───── RECORDS SHOWN
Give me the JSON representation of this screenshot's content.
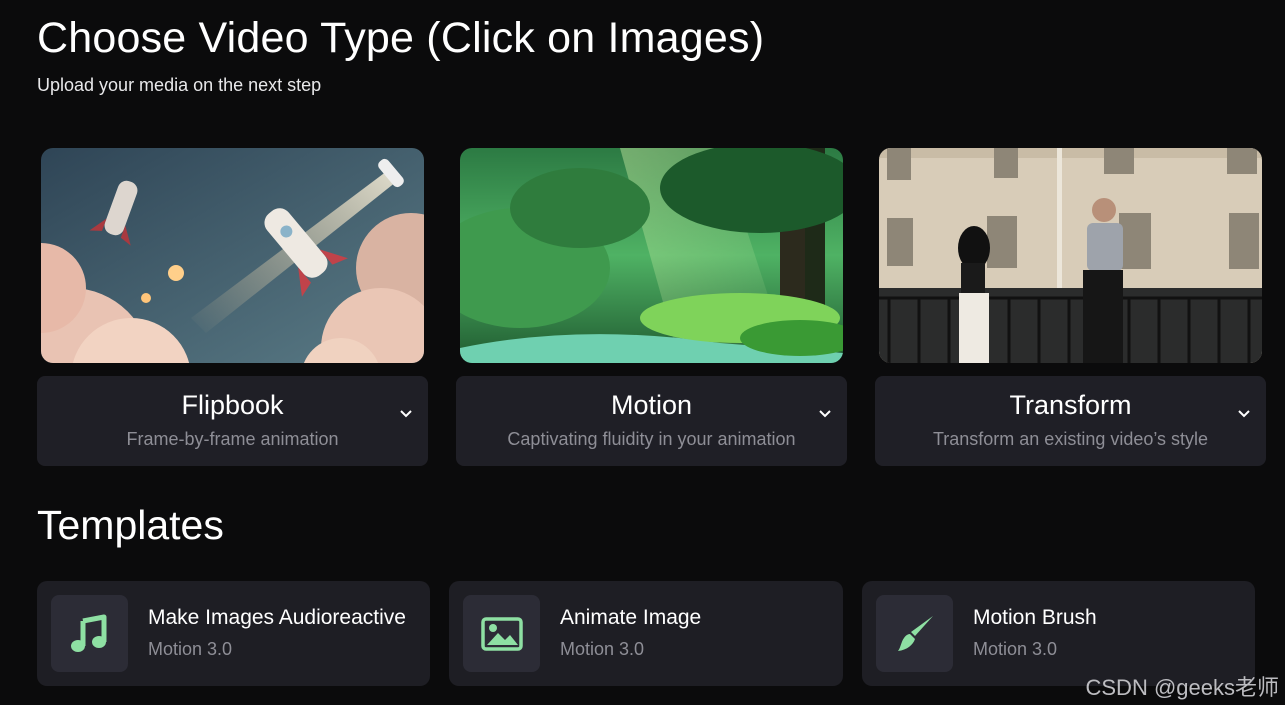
{
  "header": {
    "title": "Choose Video Type (Click on Images)",
    "subtitle": "Upload your media on the next step"
  },
  "video_types": [
    {
      "name": "Flipbook",
      "description": "Frame-by-frame animation",
      "image": "rockets-in-sky"
    },
    {
      "name": "Motion",
      "description": "Captivating fluidity in your animation",
      "image": "sunlit-forest-stream"
    },
    {
      "name": "Transform",
      "description": "Transform an existing video’s style",
      "image": "dancers-on-street"
    }
  ],
  "templates_section": {
    "title": "Templates",
    "items": [
      {
        "name": "Make Images Audioreactive",
        "version": "Motion 3.0",
        "icon": "music-note-icon"
      },
      {
        "name": "Animate Image",
        "version": "Motion 3.0",
        "icon": "image-icon"
      },
      {
        "name": "Motion Brush",
        "version": "Motion 3.0",
        "icon": "paintbrush-icon"
      }
    ]
  },
  "watermark": "CSDN @geeks老师",
  "colors": {
    "background": "#0b0b0c",
    "card": "#1f1f26",
    "icon_accent": "#8ee0a3",
    "muted_text": "#8e8e96"
  }
}
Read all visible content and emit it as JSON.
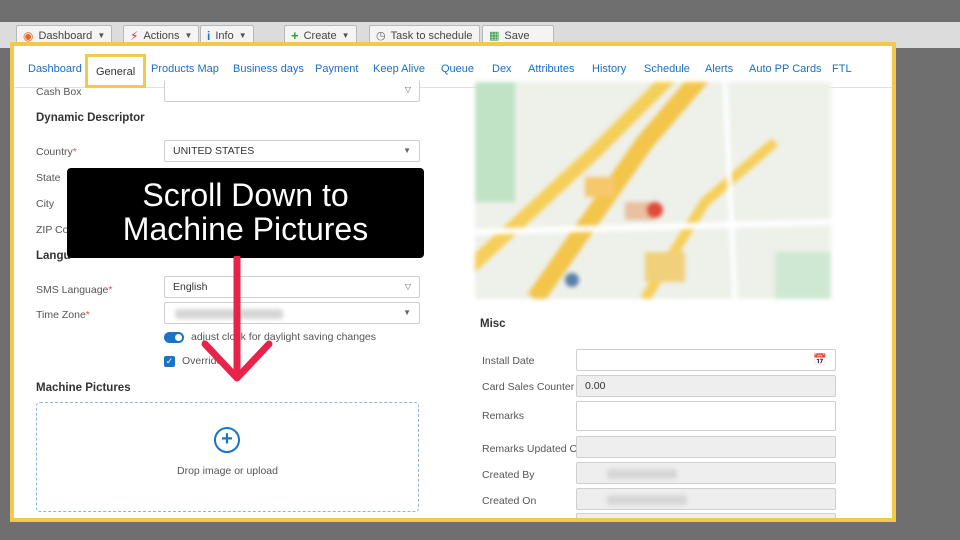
{
  "toolbar": {
    "dashboard": "Dashboard",
    "actions": "Actions",
    "info": "Info",
    "create": "Create",
    "task": "Task to schedule",
    "save": "Save"
  },
  "tabs": [
    "Dashboard",
    "General",
    "Products Map",
    "Business days",
    "Payment",
    "Keep Alive",
    "Queue",
    "Dex",
    "Attributes",
    "History",
    "Schedule",
    "Alerts",
    "Auto PP Cards",
    "FTL"
  ],
  "active_tab": "General",
  "left": {
    "cash_box_label": "Cash Box",
    "dynamic_descriptor": "Dynamic Descriptor",
    "country_label": "Country",
    "country_value": "UNITED STATES",
    "state_label": "State",
    "city_label": "City",
    "zip_label": "ZIP Co",
    "language_section": "Langu",
    "sms_language_label": "SMS Language",
    "sms_language_value": "English",
    "time_zone_label": "Time Zone",
    "adjust_clock": "adjust clock for daylight saving changes",
    "override": "Override",
    "required_mark": "*",
    "machine_pictures": "Machine Pictures",
    "drop_text": "Drop image or upload"
  },
  "callout": {
    "line1": "Scroll Down to",
    "line2": "Machine Pictures"
  },
  "misc": {
    "title": "Misc",
    "install_date": "Install Date",
    "card_sales_counter": "Card Sales Counter",
    "card_sales_value": "0.00",
    "remarks": "Remarks",
    "remarks_updated_on": "Remarks Updated On",
    "created_by": "Created By",
    "created_on": "Created On"
  },
  "colors": {
    "highlight": "#f2c94c",
    "link": "#1a6fc4",
    "arrow": "#e8234a",
    "accent": "#1a73c7"
  },
  "icons": [
    "dashboard-icon",
    "lightning-icon",
    "info-icon",
    "plus-icon",
    "clock-icon",
    "save-icon",
    "calendar-icon",
    "add-circle-icon",
    "down-arrow-icon"
  ]
}
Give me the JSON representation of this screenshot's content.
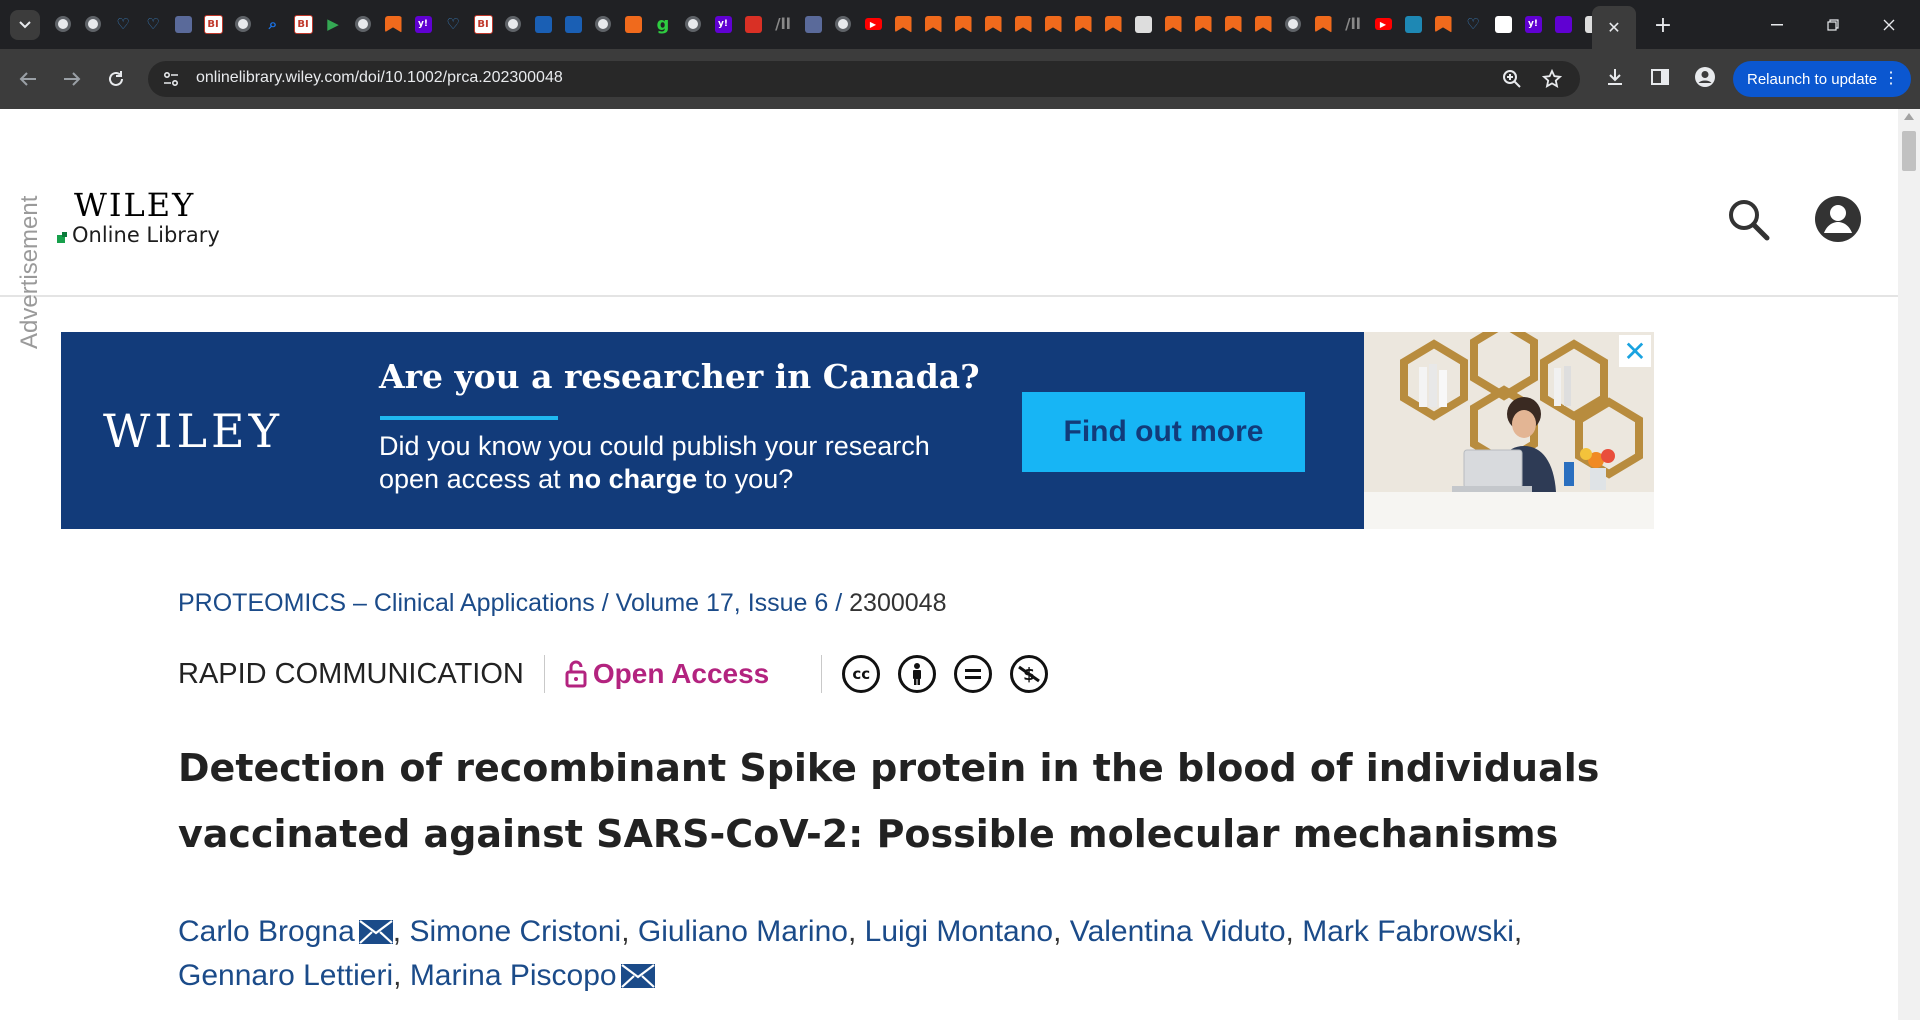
{
  "browser": {
    "url": "onlinelibrary.wiley.com/doi/10.1002/prca.202300048",
    "relaunch_label": "Relaunch to update",
    "new_tab": "+",
    "tab_favicons": [
      {
        "name": "chrome-globe-icon",
        "color": "#9aa0a6",
        "glyph": ""
      },
      {
        "name": "chrome-globe-icon",
        "color": "#9aa0a6",
        "glyph": ""
      },
      {
        "name": "heart-icon",
        "color": "#3b82c4",
        "glyph": "♡"
      },
      {
        "name": "heart-icon",
        "color": "#3b82c4",
        "glyph": "♡"
      },
      {
        "name": "arrow-icon",
        "color": "#5a6a9a",
        "glyph": ""
      },
      {
        "name": "bi-icon",
        "color": "#c0392b",
        "glyph": "BI"
      },
      {
        "name": "chrome-globe-icon",
        "color": "#9aa0a6",
        "glyph": ""
      },
      {
        "name": "search-icon",
        "color": "#1a73e8",
        "glyph": ""
      },
      {
        "name": "bi-icon",
        "color": "#c0392b",
        "glyph": "BI"
      },
      {
        "name": "play-icon",
        "color": "#34a853",
        "glyph": "▶"
      },
      {
        "name": "chrome-globe-icon",
        "color": "#9aa0a6",
        "glyph": ""
      },
      {
        "name": "bookmark-icon",
        "color": "#f06a1c",
        "glyph": ""
      },
      {
        "name": "yahoo-icon",
        "color": "#6001d2",
        "glyph": "y!"
      },
      {
        "name": "heart-icon",
        "color": "#3b82c4",
        "glyph": "♡"
      },
      {
        "name": "bi-icon",
        "color": "#c0392b",
        "glyph": "BI"
      },
      {
        "name": "chrome-globe-icon",
        "color": "#9aa0a6",
        "glyph": ""
      },
      {
        "name": "cube-icon",
        "color": "#1a5fb4",
        "glyph": ""
      },
      {
        "name": "cube-icon",
        "color": "#1a5fb4",
        "glyph": ""
      },
      {
        "name": "chrome-globe-icon",
        "color": "#9aa0a6",
        "glyph": ""
      },
      {
        "name": "shield-icon",
        "color": "#f06a1c",
        "glyph": ""
      },
      {
        "name": "g-icon",
        "color": "#2ecc40",
        "glyph": "g"
      },
      {
        "name": "chrome-globe-icon",
        "color": "#9aa0a6",
        "glyph": ""
      },
      {
        "name": "yahoo-icon",
        "color": "#6001d2",
        "glyph": "y!"
      },
      {
        "name": "download-icon",
        "color": "#d93025",
        "glyph": ""
      },
      {
        "name": "ll-icon",
        "color": "#888888",
        "glyph": "/ll"
      },
      {
        "name": "arrow-icon",
        "color": "#5a6a9a",
        "glyph": ""
      },
      {
        "name": "chrome-globe-icon",
        "color": "#9aa0a6",
        "glyph": ""
      },
      {
        "name": "youtube-icon",
        "color": "#ff0000",
        "glyph": "▶"
      },
      {
        "name": "bookmark-icon",
        "color": "#f06a1c",
        "glyph": ""
      },
      {
        "name": "bookmark-icon",
        "color": "#f06a1c",
        "glyph": ""
      },
      {
        "name": "bookmark-icon",
        "color": "#f06a1c",
        "glyph": ""
      },
      {
        "name": "bookmark-icon",
        "color": "#f06a1c",
        "glyph": ""
      },
      {
        "name": "bookmark-icon",
        "color": "#f06a1c",
        "glyph": ""
      },
      {
        "name": "bookmark-icon",
        "color": "#f06a1c",
        "glyph": ""
      },
      {
        "name": "bookmark-icon",
        "color": "#f06a1c",
        "glyph": ""
      },
      {
        "name": "bookmark-icon",
        "color": "#f06a1c",
        "glyph": ""
      },
      {
        "name": "newspaper-icon",
        "color": "#dddddd",
        "glyph": ""
      },
      {
        "name": "bookmark-icon",
        "color": "#f06a1c",
        "glyph": ""
      },
      {
        "name": "bookmark-icon",
        "color": "#f06a1c",
        "glyph": ""
      },
      {
        "name": "bookmark-icon",
        "color": "#f06a1c",
        "glyph": ""
      },
      {
        "name": "bookmark-icon",
        "color": "#f06a1c",
        "glyph": ""
      },
      {
        "name": "chrome-globe-icon",
        "color": "#9aa0a6",
        "glyph": ""
      },
      {
        "name": "bookmark-icon",
        "color": "#f06a1c",
        "glyph": ""
      },
      {
        "name": "ll-icon",
        "color": "#888888",
        "glyph": "/ll"
      },
      {
        "name": "youtube-icon",
        "color": "#ff0000",
        "glyph": "▶"
      },
      {
        "name": "eagle-icon",
        "color": "#1e88b4",
        "glyph": ""
      },
      {
        "name": "bookmark-icon",
        "color": "#f06a1c",
        "glyph": ""
      },
      {
        "name": "heart-icon",
        "color": "#3b82c4",
        "glyph": "♡"
      },
      {
        "name": "image-icon",
        "color": "#ffffff",
        "glyph": ""
      },
      {
        "name": "yahoo-icon",
        "color": "#6001d2",
        "glyph": "y!"
      },
      {
        "name": "mail-icon",
        "color": "#6001d2",
        "glyph": ""
      },
      {
        "name": "rss-icon",
        "color": "#dddddd",
        "glyph": ""
      }
    ]
  },
  "site": {
    "logo_wiley": "WILEY",
    "logo_ol": "Online Library"
  },
  "ad": {
    "label": "Advertisement",
    "brand": "WILEY",
    "headline": "Are you a researcher in Canada?",
    "body_line1": "Did you know you could publish your research",
    "body_line2_pre": "open access at ",
    "body_line2_bold": "no charge",
    "body_line2_post": " to you?",
    "cta": "Find out more",
    "close": "✕"
  },
  "article": {
    "breadcrumb": {
      "journal": "PROTEOMICS – Clinical Applications",
      "sep1": " / ",
      "volume": "Volume 17, Issue 6",
      "sep2": " / ",
      "article_number": " 2300048"
    },
    "type": "RAPID COMMUNICATION",
    "open_access": "Open Access",
    "license_icons": [
      "cc",
      "by",
      "nd",
      "nc"
    ],
    "title": "Detection of recombinant Spike protein in the blood of individuals vaccinated against SARS-CoV-2: Possible molecular mechanisms",
    "authors": [
      {
        "name": "Carlo Brogna",
        "corresponding": true
      },
      {
        "name": "Simone Cristoni",
        "corresponding": false
      },
      {
        "name": "Giuliano Marino",
        "corresponding": false
      },
      {
        "name": "Luigi Montano",
        "corresponding": false
      },
      {
        "name": "Valentina Viduto",
        "corresponding": false
      },
      {
        "name": "Mark Fabrowski",
        "corresponding": false
      },
      {
        "name": "Gennaro Lettieri",
        "corresponding": false
      },
      {
        "name": "Marina Piscopo",
        "corresponding": true
      }
    ]
  }
}
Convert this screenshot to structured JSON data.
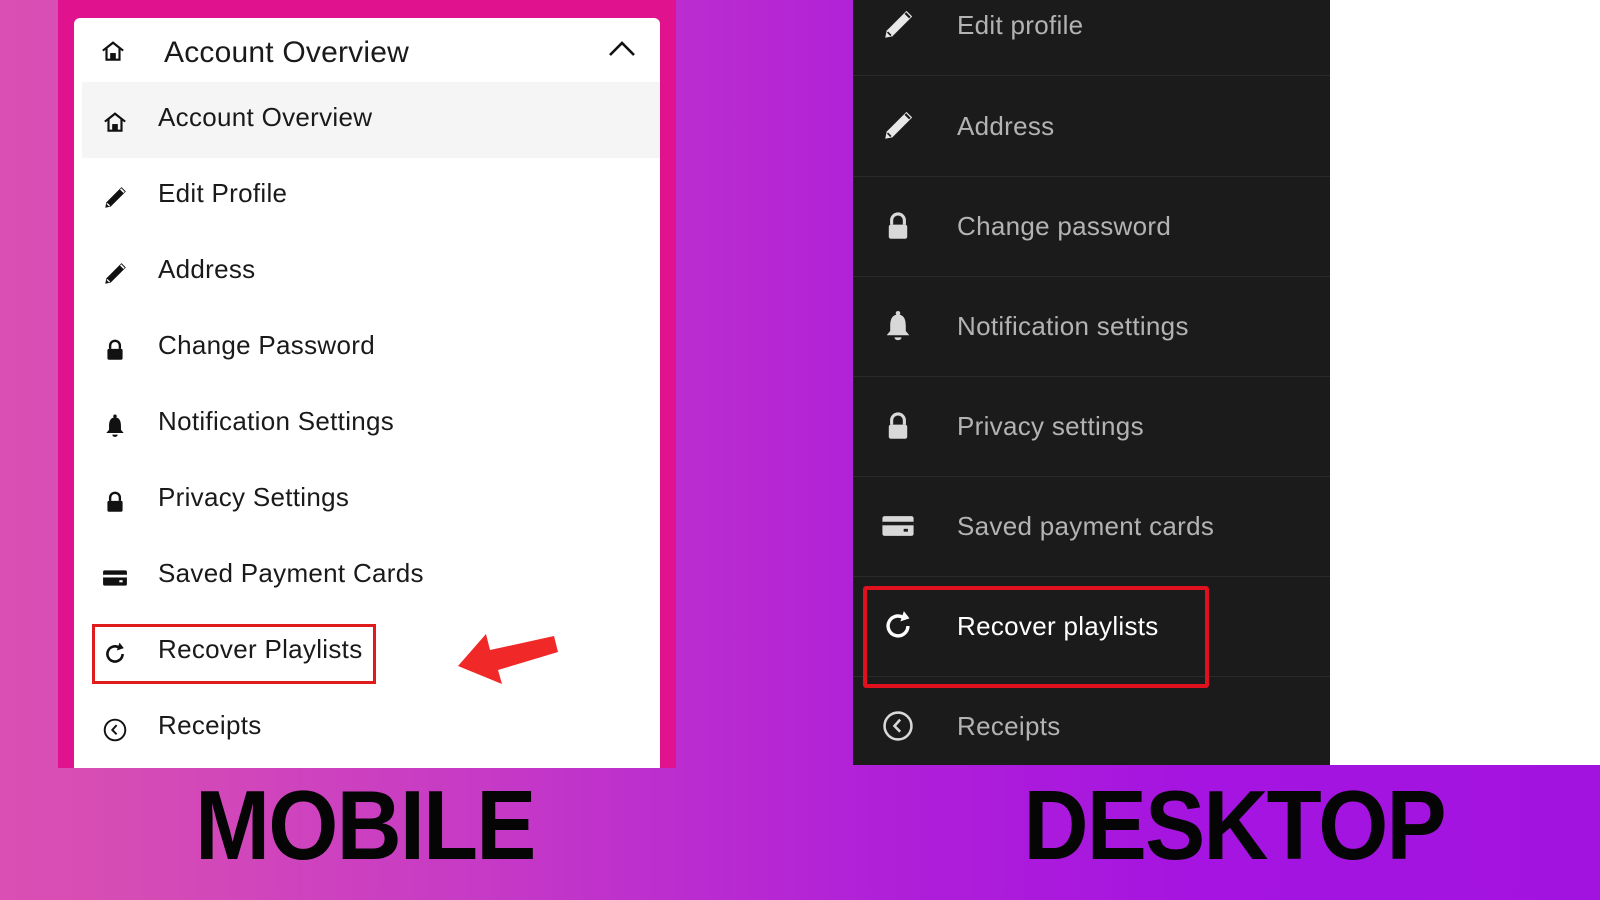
{
  "mobile": {
    "header": {
      "title": "Account Overview",
      "icon": "home-icon",
      "toggle_icon": "chevron-up-icon"
    },
    "items": [
      {
        "label": "Account Overview",
        "icon": "home-icon",
        "active": true
      },
      {
        "label": "Edit Profile",
        "icon": "pencil-icon"
      },
      {
        "label": "Address",
        "icon": "pencil-icon"
      },
      {
        "label": "Change Password",
        "icon": "lock-icon"
      },
      {
        "label": "Notification Settings",
        "icon": "bell-icon"
      },
      {
        "label": "Privacy Settings",
        "icon": "lock-icon"
      },
      {
        "label": "Saved Payment Cards",
        "icon": "credit-card-icon"
      },
      {
        "label": "Recover Playlists",
        "icon": "refresh-icon",
        "highlighted": true
      },
      {
        "label": "Receipts",
        "icon": "clock-back-icon"
      }
    ],
    "caption": "MOBILE"
  },
  "desktop": {
    "items": [
      {
        "label": "Edit profile",
        "icon": "pencil-icon"
      },
      {
        "label": "Address",
        "icon": "pencil-icon"
      },
      {
        "label": "Change password",
        "icon": "lock-icon"
      },
      {
        "label": "Notification settings",
        "icon": "bell-icon"
      },
      {
        "label": "Privacy settings",
        "icon": "lock-icon"
      },
      {
        "label": "Saved payment cards",
        "icon": "credit-card-icon"
      },
      {
        "label": "Recover playlists",
        "icon": "refresh-icon",
        "highlighted": true
      },
      {
        "label": "Receipts",
        "icon": "clock-back-icon"
      }
    ],
    "caption": "DESKTOP"
  },
  "colors": {
    "mobile_frame": "#e1128e",
    "desktop_panel": "#1b1b1b",
    "highlight": "#e01b1b",
    "background_left": "#d94fb3",
    "background_right": "#a313e0"
  }
}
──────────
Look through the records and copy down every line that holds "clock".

_RESULT OF THIS TASK_:
    "adjust_clock": "adjust clock for daylight saving changes",
    "clock-icon",
        "icon": "clock-back-icon"
        "icon": "clock-back-icon"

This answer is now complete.